__ABOUT THIS EXERCISE__: Report every line of the records beneath this task that holds the string "JSON".

*** DATASET RECORDS ***

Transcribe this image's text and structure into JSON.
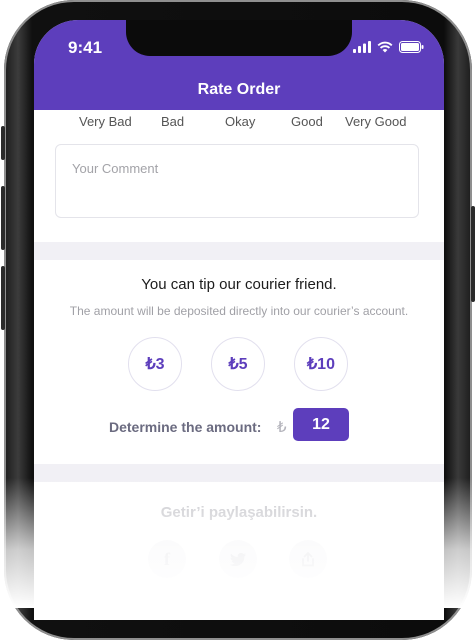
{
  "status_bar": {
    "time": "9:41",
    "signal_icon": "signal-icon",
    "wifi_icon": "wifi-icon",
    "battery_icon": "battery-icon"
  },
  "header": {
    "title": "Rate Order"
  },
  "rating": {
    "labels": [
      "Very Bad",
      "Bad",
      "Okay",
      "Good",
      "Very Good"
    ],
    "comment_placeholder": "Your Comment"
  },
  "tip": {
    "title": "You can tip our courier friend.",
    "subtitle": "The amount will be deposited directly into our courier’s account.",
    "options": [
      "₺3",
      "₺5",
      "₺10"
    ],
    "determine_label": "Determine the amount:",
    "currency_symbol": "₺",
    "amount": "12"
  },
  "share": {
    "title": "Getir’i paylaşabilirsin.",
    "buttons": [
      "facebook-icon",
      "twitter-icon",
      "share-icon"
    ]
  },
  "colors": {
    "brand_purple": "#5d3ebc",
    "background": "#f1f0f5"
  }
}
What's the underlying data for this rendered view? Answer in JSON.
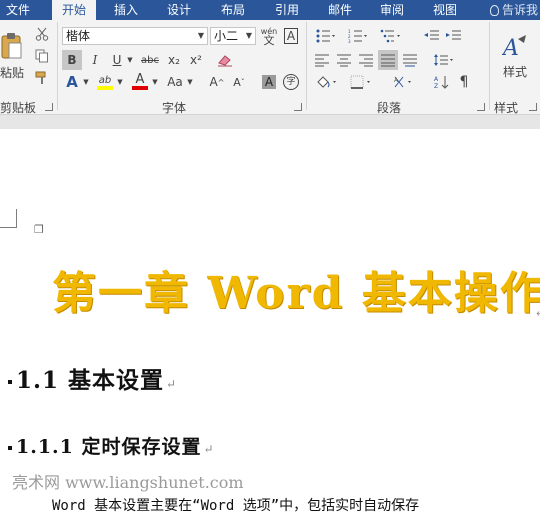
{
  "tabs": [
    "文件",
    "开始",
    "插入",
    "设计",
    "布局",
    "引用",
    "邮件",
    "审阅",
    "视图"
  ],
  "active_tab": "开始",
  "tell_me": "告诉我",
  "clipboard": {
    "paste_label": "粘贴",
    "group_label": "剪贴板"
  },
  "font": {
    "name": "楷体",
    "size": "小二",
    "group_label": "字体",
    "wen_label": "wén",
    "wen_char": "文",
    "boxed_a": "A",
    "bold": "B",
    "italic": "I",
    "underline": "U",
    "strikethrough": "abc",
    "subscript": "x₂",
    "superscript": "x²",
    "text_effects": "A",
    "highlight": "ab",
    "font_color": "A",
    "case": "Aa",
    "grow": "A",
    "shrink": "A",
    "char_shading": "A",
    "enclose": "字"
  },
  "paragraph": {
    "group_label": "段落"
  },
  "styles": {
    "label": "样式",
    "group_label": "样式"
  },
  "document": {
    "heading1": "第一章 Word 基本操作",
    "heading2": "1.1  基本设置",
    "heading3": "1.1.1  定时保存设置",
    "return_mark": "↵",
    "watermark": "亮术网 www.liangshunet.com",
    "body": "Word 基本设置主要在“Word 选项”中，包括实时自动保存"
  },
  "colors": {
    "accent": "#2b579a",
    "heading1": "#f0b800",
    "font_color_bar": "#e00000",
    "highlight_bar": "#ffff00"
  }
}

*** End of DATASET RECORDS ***
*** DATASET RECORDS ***

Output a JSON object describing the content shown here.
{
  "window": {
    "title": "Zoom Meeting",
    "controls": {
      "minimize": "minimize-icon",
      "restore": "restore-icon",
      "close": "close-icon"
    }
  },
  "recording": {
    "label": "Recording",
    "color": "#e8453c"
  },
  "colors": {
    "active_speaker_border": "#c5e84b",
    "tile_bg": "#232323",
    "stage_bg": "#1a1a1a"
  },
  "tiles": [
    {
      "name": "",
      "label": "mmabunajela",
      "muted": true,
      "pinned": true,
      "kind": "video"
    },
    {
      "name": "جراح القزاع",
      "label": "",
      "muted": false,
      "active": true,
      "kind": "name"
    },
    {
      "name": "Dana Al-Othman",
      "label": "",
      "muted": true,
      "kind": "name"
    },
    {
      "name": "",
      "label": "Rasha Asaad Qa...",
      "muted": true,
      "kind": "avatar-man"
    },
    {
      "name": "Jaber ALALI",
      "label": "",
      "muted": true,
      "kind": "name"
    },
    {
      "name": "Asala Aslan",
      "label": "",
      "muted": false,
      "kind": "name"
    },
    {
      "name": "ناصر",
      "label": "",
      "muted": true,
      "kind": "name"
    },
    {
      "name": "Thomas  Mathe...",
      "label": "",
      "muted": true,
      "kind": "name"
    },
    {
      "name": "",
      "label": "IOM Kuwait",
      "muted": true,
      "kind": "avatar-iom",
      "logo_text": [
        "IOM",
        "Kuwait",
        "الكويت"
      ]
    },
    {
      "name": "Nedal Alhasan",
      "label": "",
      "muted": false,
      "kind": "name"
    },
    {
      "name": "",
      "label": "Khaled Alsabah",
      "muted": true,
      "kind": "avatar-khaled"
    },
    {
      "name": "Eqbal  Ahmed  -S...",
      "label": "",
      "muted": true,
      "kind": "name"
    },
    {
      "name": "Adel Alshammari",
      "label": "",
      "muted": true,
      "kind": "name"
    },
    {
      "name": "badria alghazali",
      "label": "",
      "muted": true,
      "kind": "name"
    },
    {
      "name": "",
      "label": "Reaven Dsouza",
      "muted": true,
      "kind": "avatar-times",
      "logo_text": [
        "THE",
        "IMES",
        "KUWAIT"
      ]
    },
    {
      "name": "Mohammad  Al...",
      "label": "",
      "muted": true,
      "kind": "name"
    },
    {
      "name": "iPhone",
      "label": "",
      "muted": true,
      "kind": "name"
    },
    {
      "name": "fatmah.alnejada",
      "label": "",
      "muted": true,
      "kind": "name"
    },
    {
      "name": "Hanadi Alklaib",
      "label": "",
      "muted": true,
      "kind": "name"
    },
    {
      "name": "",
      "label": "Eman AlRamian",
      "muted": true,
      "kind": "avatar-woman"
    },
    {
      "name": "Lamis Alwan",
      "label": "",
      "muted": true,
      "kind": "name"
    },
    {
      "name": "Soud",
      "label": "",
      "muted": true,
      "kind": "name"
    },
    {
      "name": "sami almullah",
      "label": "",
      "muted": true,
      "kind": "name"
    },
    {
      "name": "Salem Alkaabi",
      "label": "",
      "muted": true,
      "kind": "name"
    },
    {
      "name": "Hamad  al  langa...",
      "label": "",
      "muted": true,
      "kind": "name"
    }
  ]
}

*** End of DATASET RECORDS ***
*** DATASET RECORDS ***

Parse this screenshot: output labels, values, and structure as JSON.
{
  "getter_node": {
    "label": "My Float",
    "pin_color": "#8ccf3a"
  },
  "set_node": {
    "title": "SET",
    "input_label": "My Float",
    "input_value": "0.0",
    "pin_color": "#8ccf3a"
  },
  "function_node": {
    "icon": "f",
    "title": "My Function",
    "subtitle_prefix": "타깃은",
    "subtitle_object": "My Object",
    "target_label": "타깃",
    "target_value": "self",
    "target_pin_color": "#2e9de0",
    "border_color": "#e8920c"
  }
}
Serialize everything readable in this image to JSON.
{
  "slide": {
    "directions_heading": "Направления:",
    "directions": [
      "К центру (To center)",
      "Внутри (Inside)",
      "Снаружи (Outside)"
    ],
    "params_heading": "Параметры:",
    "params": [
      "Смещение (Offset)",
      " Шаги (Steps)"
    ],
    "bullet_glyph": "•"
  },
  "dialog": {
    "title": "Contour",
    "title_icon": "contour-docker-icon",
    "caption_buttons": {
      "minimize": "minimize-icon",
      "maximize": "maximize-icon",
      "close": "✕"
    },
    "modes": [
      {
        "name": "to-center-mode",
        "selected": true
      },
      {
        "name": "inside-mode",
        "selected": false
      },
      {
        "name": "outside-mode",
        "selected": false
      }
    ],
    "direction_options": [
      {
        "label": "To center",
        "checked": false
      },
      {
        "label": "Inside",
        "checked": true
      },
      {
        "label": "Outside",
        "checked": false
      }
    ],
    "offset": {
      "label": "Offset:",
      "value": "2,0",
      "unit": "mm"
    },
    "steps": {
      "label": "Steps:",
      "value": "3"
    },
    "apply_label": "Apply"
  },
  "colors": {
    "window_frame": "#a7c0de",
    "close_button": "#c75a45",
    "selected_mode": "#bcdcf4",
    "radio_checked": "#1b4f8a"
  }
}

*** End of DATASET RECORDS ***

__ANSWER BOX__:
Transcribe this image's text and structure into JSON.
What's the underlying data for this rendered view? Answer in JSON.
Output a JSON object describing the content shown here.
Parse this screenshot: output labels, values, and structure as JSON.
Serialize everything readable in this image to JSON.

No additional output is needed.